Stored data
*** Block opens ***

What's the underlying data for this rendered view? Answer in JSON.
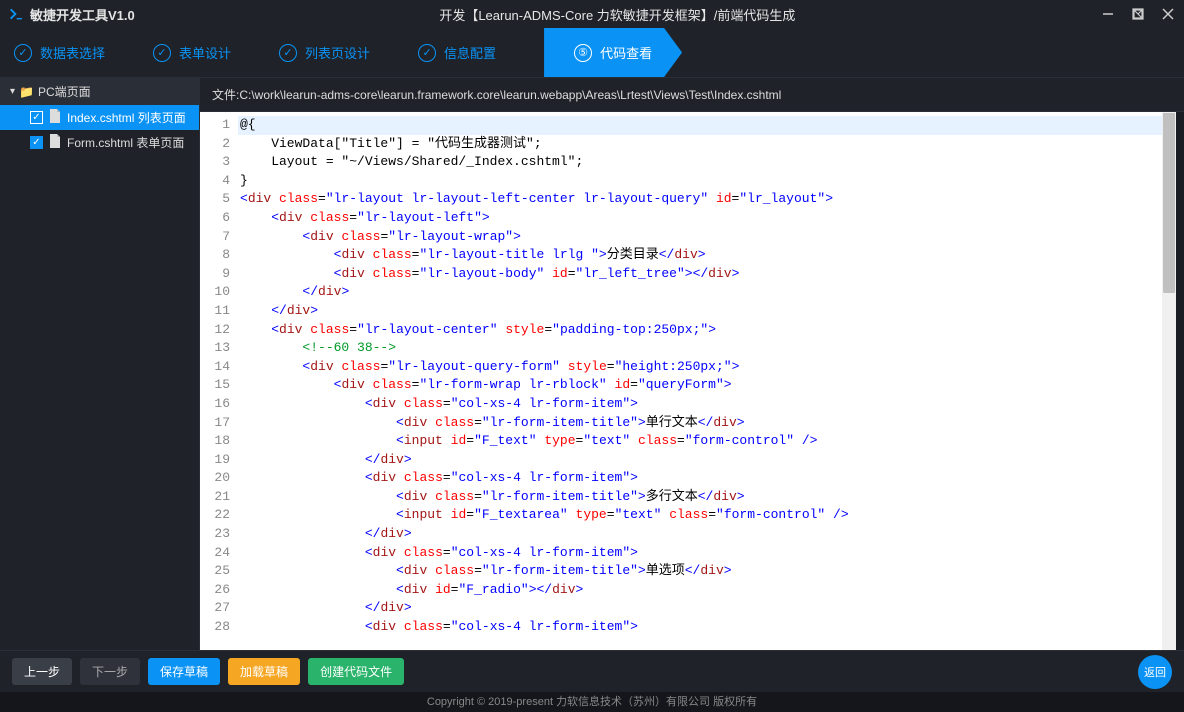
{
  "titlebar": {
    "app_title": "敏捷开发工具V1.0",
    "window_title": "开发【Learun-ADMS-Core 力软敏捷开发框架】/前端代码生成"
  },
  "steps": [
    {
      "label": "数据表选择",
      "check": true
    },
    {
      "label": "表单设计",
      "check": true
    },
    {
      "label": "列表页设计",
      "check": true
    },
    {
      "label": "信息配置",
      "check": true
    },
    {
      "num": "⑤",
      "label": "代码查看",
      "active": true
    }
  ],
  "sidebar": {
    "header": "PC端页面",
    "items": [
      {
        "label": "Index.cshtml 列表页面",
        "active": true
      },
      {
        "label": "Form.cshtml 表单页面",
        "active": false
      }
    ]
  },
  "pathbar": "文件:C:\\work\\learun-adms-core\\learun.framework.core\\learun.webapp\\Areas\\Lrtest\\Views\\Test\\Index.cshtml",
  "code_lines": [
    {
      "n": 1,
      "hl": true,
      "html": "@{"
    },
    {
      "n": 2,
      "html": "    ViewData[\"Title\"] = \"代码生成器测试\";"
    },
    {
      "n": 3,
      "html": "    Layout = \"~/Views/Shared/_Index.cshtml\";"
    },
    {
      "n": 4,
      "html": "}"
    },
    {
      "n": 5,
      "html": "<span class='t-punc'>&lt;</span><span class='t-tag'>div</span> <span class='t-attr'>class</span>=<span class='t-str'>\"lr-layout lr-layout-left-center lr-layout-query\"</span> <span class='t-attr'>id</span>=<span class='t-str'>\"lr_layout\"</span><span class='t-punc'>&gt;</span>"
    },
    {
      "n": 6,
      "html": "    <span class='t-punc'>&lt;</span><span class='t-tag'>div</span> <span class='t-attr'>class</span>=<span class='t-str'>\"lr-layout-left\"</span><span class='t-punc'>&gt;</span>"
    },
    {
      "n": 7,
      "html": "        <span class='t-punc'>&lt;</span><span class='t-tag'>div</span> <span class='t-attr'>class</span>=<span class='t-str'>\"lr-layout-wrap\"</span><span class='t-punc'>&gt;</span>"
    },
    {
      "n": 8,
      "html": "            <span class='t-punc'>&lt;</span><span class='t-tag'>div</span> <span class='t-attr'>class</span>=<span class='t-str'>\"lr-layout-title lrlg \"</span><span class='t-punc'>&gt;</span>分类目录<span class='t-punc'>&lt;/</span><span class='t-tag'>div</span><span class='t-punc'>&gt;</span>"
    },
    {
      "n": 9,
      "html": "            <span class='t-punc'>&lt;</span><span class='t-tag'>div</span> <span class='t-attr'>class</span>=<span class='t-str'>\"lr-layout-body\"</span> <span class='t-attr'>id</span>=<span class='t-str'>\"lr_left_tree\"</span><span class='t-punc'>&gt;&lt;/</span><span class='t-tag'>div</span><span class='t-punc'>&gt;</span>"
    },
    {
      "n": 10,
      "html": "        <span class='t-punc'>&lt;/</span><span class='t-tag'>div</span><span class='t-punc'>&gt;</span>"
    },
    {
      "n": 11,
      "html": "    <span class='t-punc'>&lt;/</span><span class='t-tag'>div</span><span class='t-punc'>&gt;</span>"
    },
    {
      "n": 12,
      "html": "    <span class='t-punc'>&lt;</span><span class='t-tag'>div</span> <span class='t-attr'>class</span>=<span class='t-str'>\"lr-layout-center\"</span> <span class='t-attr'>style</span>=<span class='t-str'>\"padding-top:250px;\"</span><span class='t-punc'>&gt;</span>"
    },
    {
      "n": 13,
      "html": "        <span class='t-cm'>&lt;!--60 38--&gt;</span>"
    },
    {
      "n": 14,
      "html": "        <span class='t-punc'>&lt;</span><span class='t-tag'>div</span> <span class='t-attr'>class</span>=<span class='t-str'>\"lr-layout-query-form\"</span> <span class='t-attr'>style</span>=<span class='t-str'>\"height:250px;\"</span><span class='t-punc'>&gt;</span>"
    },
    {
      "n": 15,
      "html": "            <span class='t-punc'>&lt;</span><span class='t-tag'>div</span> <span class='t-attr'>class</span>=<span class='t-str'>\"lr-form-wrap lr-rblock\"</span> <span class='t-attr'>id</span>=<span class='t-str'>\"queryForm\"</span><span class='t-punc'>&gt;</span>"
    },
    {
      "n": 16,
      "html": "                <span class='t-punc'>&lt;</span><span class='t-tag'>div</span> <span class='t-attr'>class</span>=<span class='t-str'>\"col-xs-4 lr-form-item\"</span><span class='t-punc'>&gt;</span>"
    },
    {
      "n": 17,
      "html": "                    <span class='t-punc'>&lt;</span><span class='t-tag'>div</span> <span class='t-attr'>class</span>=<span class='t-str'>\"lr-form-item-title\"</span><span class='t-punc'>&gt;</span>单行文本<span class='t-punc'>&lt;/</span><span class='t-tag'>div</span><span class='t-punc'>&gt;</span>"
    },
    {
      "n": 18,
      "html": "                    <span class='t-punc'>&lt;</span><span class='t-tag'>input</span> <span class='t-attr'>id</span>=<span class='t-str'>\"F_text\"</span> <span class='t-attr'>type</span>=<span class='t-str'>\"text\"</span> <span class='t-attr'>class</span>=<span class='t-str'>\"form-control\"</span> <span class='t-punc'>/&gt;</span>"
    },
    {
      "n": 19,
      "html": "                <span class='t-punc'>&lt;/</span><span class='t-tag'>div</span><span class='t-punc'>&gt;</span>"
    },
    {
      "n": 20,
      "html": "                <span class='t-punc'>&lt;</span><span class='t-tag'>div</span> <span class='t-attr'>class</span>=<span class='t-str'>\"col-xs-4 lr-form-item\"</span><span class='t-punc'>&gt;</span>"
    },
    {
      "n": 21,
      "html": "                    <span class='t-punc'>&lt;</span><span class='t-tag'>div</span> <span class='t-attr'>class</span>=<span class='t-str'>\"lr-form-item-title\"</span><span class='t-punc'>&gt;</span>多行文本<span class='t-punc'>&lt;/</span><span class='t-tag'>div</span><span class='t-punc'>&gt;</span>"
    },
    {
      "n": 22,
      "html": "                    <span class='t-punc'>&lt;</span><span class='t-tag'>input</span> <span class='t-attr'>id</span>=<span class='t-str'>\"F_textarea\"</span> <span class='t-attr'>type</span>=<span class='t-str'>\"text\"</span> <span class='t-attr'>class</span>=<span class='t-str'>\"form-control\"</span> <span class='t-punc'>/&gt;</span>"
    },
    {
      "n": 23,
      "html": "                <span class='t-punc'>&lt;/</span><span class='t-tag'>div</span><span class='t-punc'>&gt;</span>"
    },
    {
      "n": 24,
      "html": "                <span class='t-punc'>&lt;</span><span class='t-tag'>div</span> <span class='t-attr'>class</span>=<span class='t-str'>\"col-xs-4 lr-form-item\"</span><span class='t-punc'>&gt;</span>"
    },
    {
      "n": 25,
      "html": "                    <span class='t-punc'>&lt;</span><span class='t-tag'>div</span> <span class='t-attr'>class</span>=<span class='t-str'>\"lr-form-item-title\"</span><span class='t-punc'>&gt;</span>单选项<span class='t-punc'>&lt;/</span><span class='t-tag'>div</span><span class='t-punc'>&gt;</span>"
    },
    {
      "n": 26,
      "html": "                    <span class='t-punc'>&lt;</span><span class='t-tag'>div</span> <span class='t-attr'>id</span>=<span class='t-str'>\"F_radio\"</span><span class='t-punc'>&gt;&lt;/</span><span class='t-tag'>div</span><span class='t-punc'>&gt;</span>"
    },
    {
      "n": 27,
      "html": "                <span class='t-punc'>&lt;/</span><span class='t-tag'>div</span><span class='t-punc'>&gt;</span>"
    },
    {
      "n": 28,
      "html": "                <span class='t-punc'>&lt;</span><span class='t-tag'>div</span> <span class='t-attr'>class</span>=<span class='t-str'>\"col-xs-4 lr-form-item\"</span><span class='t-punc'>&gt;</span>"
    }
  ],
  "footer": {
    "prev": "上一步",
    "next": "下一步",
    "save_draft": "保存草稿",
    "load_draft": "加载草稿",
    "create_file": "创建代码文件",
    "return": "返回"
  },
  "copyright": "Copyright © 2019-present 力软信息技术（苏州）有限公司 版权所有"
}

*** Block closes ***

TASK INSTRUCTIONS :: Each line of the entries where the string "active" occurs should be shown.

RESPONSE FOR THIS EXERCISE ::
      "active": true
        "active": true
        "active": false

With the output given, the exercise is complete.